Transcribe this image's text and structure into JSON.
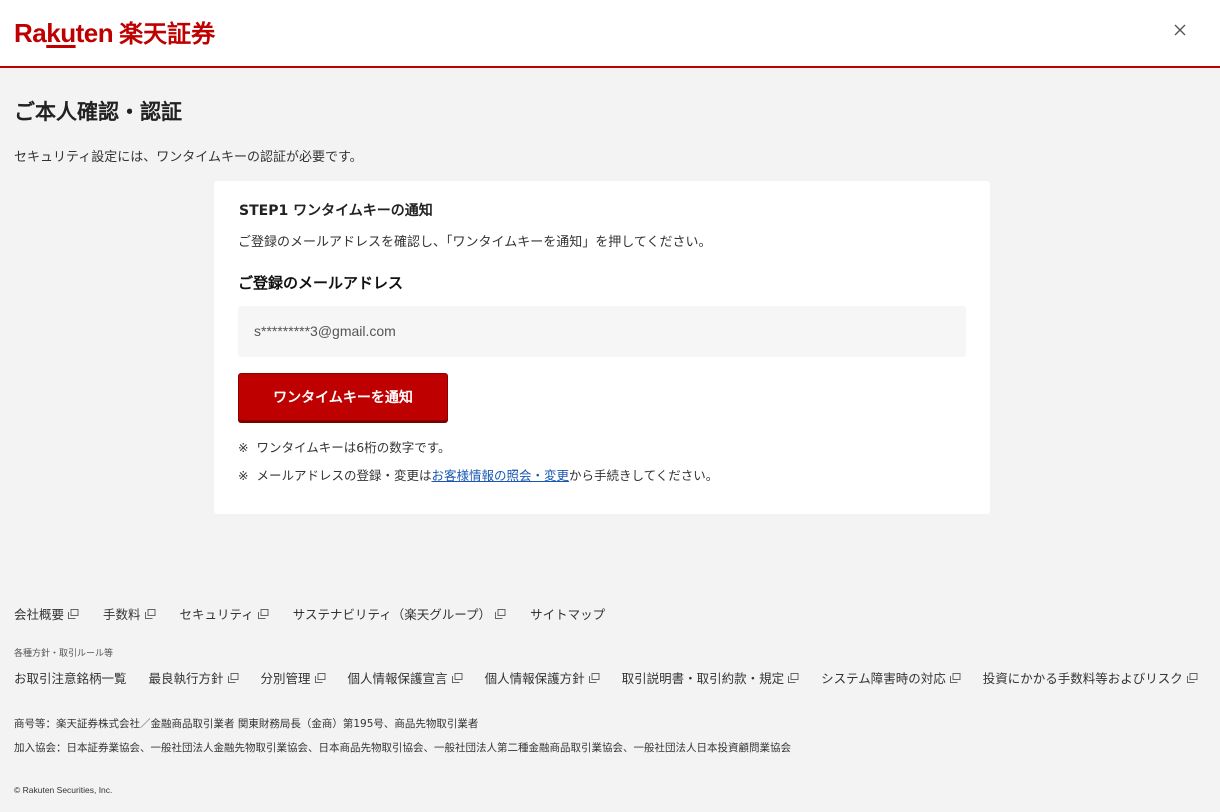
{
  "header": {
    "logo_en_ra": "Ra",
    "logo_en_ku": "ku",
    "logo_en_ten": "ten",
    "logo_jp": "楽天証券",
    "close_icon": "close-icon",
    "brand_color": "#bf0000"
  },
  "page": {
    "title": "ご本人確認・認証",
    "description": "セキュリティ設定には、ワンタイムキーの認証が必要です。"
  },
  "card": {
    "step_title": "STEP1 ワンタイムキーの通知",
    "step_desc": "ご登録のメールアドレスを確認し、「ワンタイムキーを通知」を押してください。",
    "email_label": "ご登録のメールアドレス",
    "email_value": "s*********3@gmail.com",
    "notify_button": "ワンタイムキーを通知",
    "note_mark": "※",
    "note1": "ワンタイムキーは6桁の数字です。",
    "note2_prefix": "メールアドレスの登録・変更は",
    "note2_link": "お客様情報の照会・変更",
    "note2_suffix": "から手続きしてください。"
  },
  "footer": {
    "links": [
      "会社概要",
      "手数料",
      "セキュリティ",
      "サステナビリティ（楽天グループ）",
      "サイトマップ"
    ],
    "rules_heading": "各種方針・取引ルール等",
    "rules_links": [
      "お取引注意銘柄一覧",
      "最良執行方針",
      "分別管理",
      "個人情報保護宣言",
      "個人情報保護方針",
      "取引説明書・取引約款・規定",
      "システム障害時の対応",
      "投資にかかる手数料等およびリスク"
    ],
    "legal1": "商号等：楽天証券株式会社／金融商品取引業者 関東財務局長（金商）第195号、商品先物取引業者",
    "legal2": "加入協会：日本証券業協会、一般社団法人金融先物取引業協会、日本商品先物取引協会、一般社団法人第二種金融商品取引業協会、一般社団法人日本投資顧問業協会",
    "copyright": "© Rakuten Securities, Inc."
  }
}
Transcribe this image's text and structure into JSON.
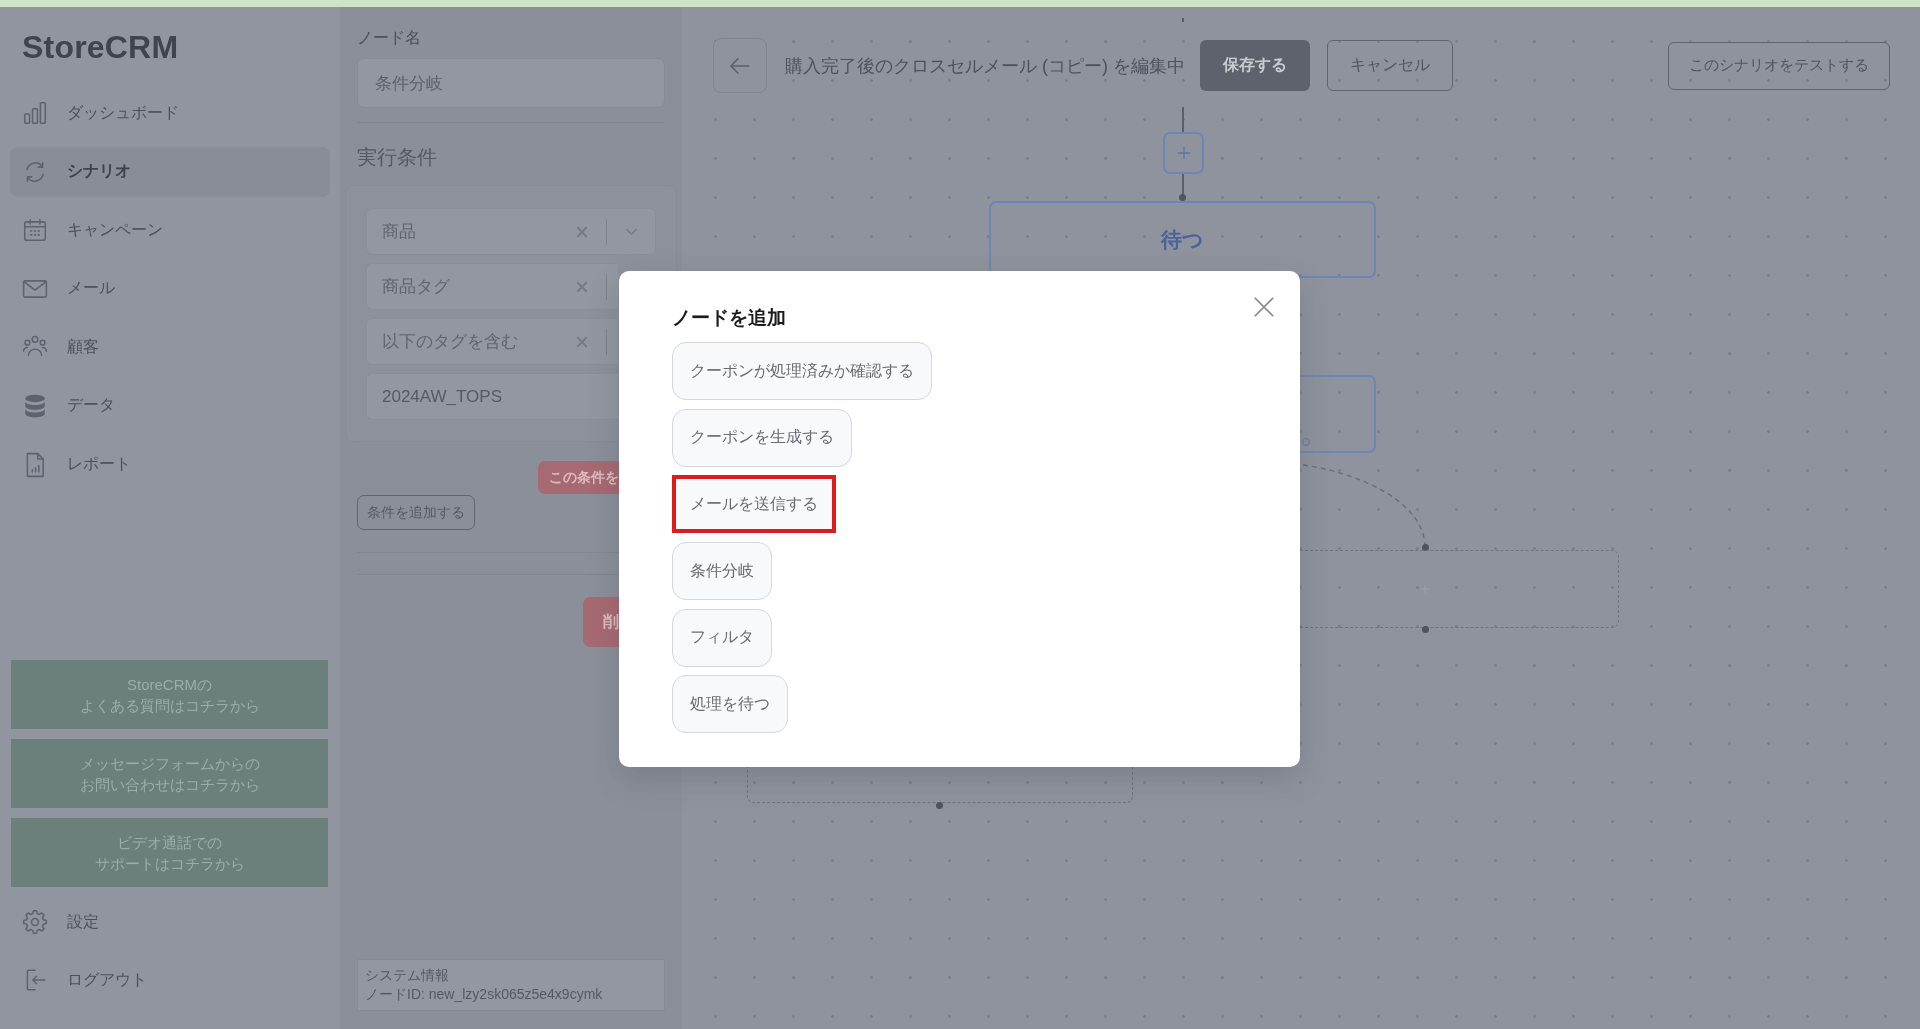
{
  "sidebar": {
    "logo": "StoreCRM",
    "nav": [
      {
        "label": "ダッシュボード",
        "selected": false
      },
      {
        "label": "シナリオ",
        "selected": true
      },
      {
        "label": "キャンペーン",
        "selected": false
      },
      {
        "label": "メール",
        "selected": false
      },
      {
        "label": "顧客",
        "selected": false
      },
      {
        "label": "データ",
        "selected": false
      },
      {
        "label": "レポート",
        "selected": false
      }
    ],
    "help_links": [
      {
        "lines": [
          "StoreCRMの",
          "よくある質問はコチラから"
        ]
      },
      {
        "lines": [
          "メッセージフォームからの",
          "お問い合わせはコチラから"
        ]
      },
      {
        "lines": [
          "ビデオ通話での",
          "サポートはコチラから"
        ]
      }
    ],
    "footer_nav": [
      {
        "label": "設定",
        "selected": false
      },
      {
        "label": "ログアウト",
        "selected": false
      }
    ]
  },
  "node_panel": {
    "name_label": "ノード名",
    "name_value": "条件分岐",
    "conditions_heading": "実行条件",
    "conditions": [
      {
        "kind": "select",
        "value": "商品"
      },
      {
        "kind": "select",
        "value": "商品タグ"
      },
      {
        "kind": "select",
        "value": "以下のタグを含む"
      },
      {
        "kind": "text",
        "value": "2024AW_TOPS"
      }
    ],
    "remove_condition_button": "この条件を",
    "add_condition_button": "条件を追加する",
    "delete_button": "削",
    "system_info": {
      "title": "システム情報",
      "node_id": "ノードID: new_lzy2sk065z5e4x9cymk"
    }
  },
  "editor": {
    "title": "購入完了後のクロスセルメール (コピー) を編集中",
    "save_button": "保存する",
    "cancel_button": "キャンセル",
    "test_button": "このシナリオをテストする",
    "nodes": [
      {
        "label": "待つ"
      }
    ]
  },
  "modal": {
    "title": "ノードを追加",
    "options": [
      {
        "label": "クーポンが処理済みか確認する",
        "highlighted": false
      },
      {
        "label": "クーポンを生成する",
        "highlighted": false
      },
      {
        "label": "メールを送信する",
        "highlighted": true
      },
      {
        "label": "条件分岐",
        "highlighted": false
      },
      {
        "label": "フィルタ",
        "highlighted": false
      },
      {
        "label": "処理を待つ",
        "highlighted": false
      }
    ]
  }
}
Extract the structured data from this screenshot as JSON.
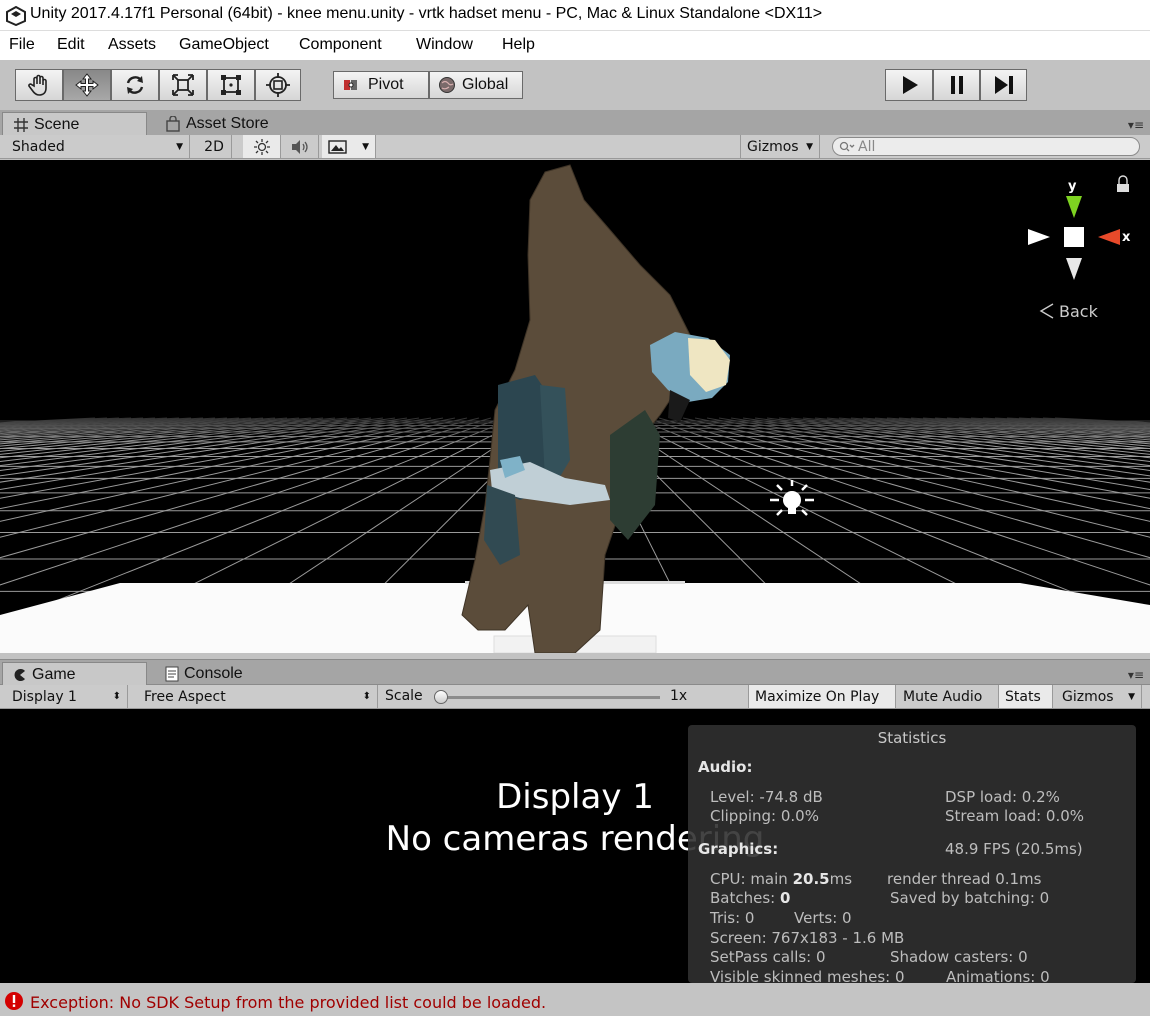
{
  "window": {
    "title": "Unity 2017.4.17f1 Personal (64bit) - knee menu.unity - vrtk hadset menu - PC, Mac & Linux Standalone <DX11>"
  },
  "menu": [
    "File",
    "Edit",
    "Assets",
    "GameObject",
    "Component",
    "Window",
    "Help"
  ],
  "toolbar": {
    "tools": [
      "hand-tool-icon",
      "move-tool-icon",
      "rotate-tool-icon",
      "scale-tool-icon",
      "rect-tool-icon",
      "transform-tool-icon"
    ],
    "active_tool": "move-tool-icon",
    "pivot_label": "Pivot",
    "global_label": "Global",
    "playback": [
      "play-icon",
      "pause-icon",
      "step-icon"
    ]
  },
  "scene_panel": {
    "tabs": [
      {
        "label": "Scene",
        "icon": "grid-icon",
        "active": true
      },
      {
        "label": "Asset Store",
        "icon": "store-icon",
        "active": false
      }
    ],
    "shading_mode": "Shaded",
    "mode_2d": "2D",
    "gizmos_label": "Gizmos",
    "search_placeholder": "All",
    "gizmo_axes": {
      "y": "y",
      "x": "x"
    },
    "back_label": "Back"
  },
  "game_panel": {
    "tabs": [
      {
        "label": "Game",
        "icon": "pacman-icon",
        "active": true
      },
      {
        "label": "Console",
        "icon": "console-icon",
        "active": false
      }
    ],
    "display": "Display 1",
    "aspect": "Free Aspect",
    "scale_label": "Scale",
    "scale_value": "1x",
    "scale_fraction": 0.0,
    "buttons": {
      "maximize": "Maximize On Play",
      "mute": "Mute Audio",
      "stats": "Stats",
      "gizmos": "Gizmos"
    },
    "no_camera_title": "Display 1",
    "no_camera_msg": "No cameras rendering"
  },
  "statistics": {
    "heading": "Statistics",
    "audio_label": "Audio:",
    "level": "Level: -74.8 dB",
    "clipping": "Clipping: 0.0%",
    "dsp_load": "DSP load: 0.2%",
    "stream_load": "Stream load: 0.0%",
    "graphics_label": "Graphics:",
    "fps": "48.9 FPS (20.5ms)",
    "cpu_prefix": "CPU: main ",
    "cpu_main": "20.5",
    "cpu_suffix": "ms",
    "render_thread": "render thread 0.1ms",
    "batches_prefix": "Batches: ",
    "batches": "0",
    "saved_by_batching": "Saved by batching: 0",
    "tris": "Tris: 0",
    "verts": "Verts: 0",
    "screen": "Screen: 767x183 - 1.6 MB",
    "setpass": "SetPass calls: 0",
    "shadow_casters": "Shadow casters: 0",
    "skinned_meshes": "Visible skinned meshes: 0",
    "animations": "Animations: 0"
  },
  "status": {
    "message": "Exception: No SDK Setup from the provided list could be loaded.",
    "error_color": "#d40000"
  }
}
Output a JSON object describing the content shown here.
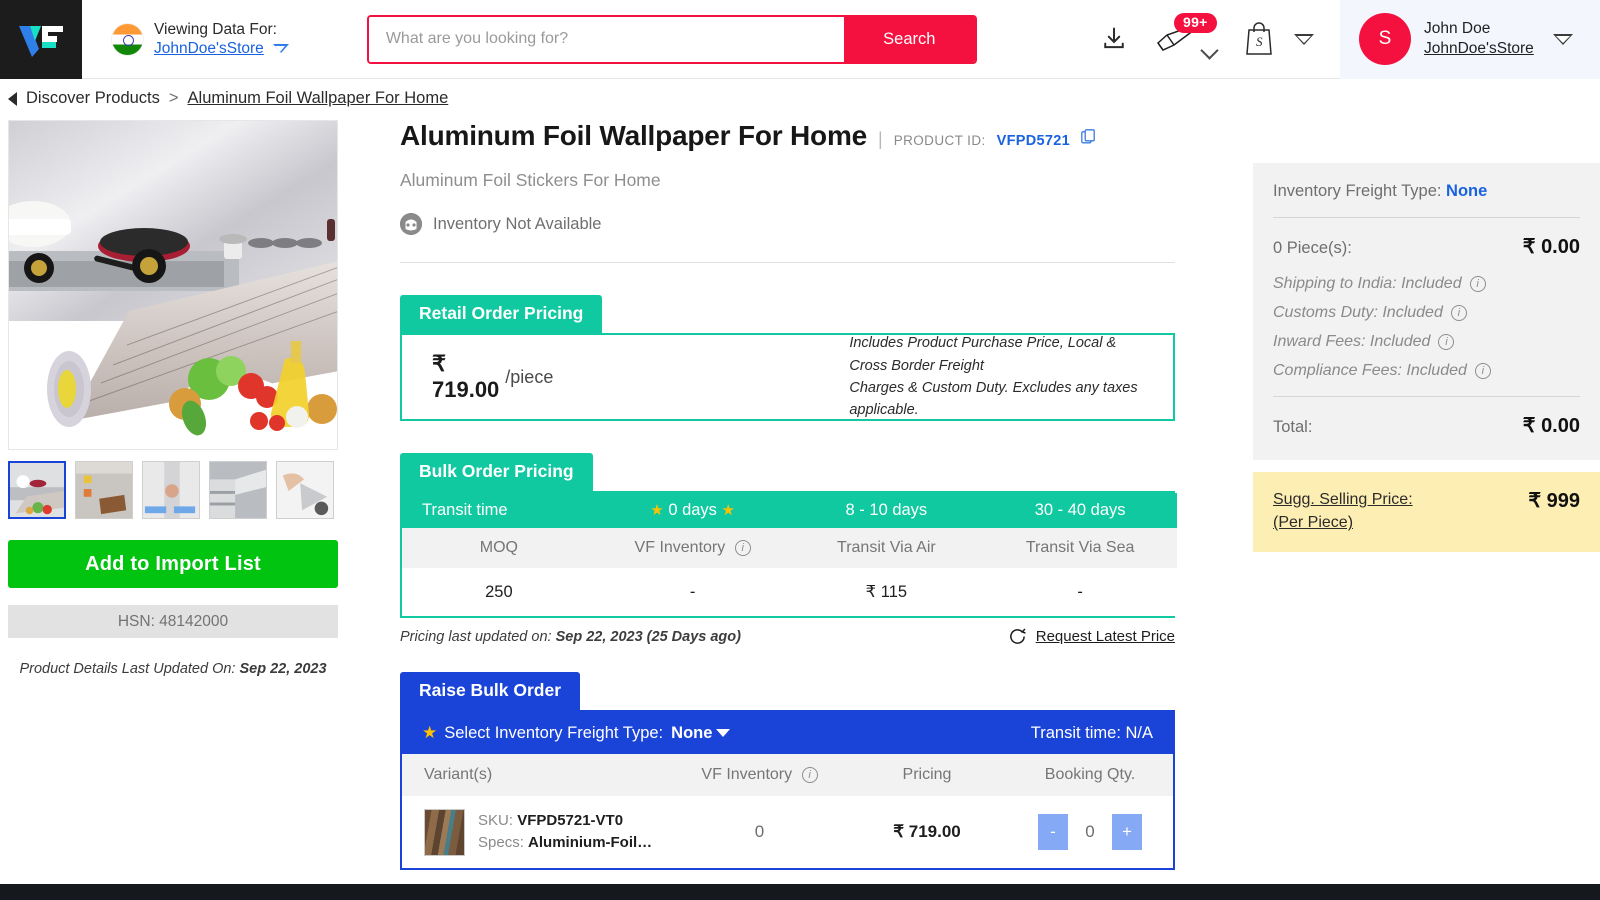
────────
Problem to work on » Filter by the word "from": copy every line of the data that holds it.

Response area »
Extract the structured data from this screenshot as JSON.
    "message": "Exception: No SDK Setup from the provided list could be loaded.",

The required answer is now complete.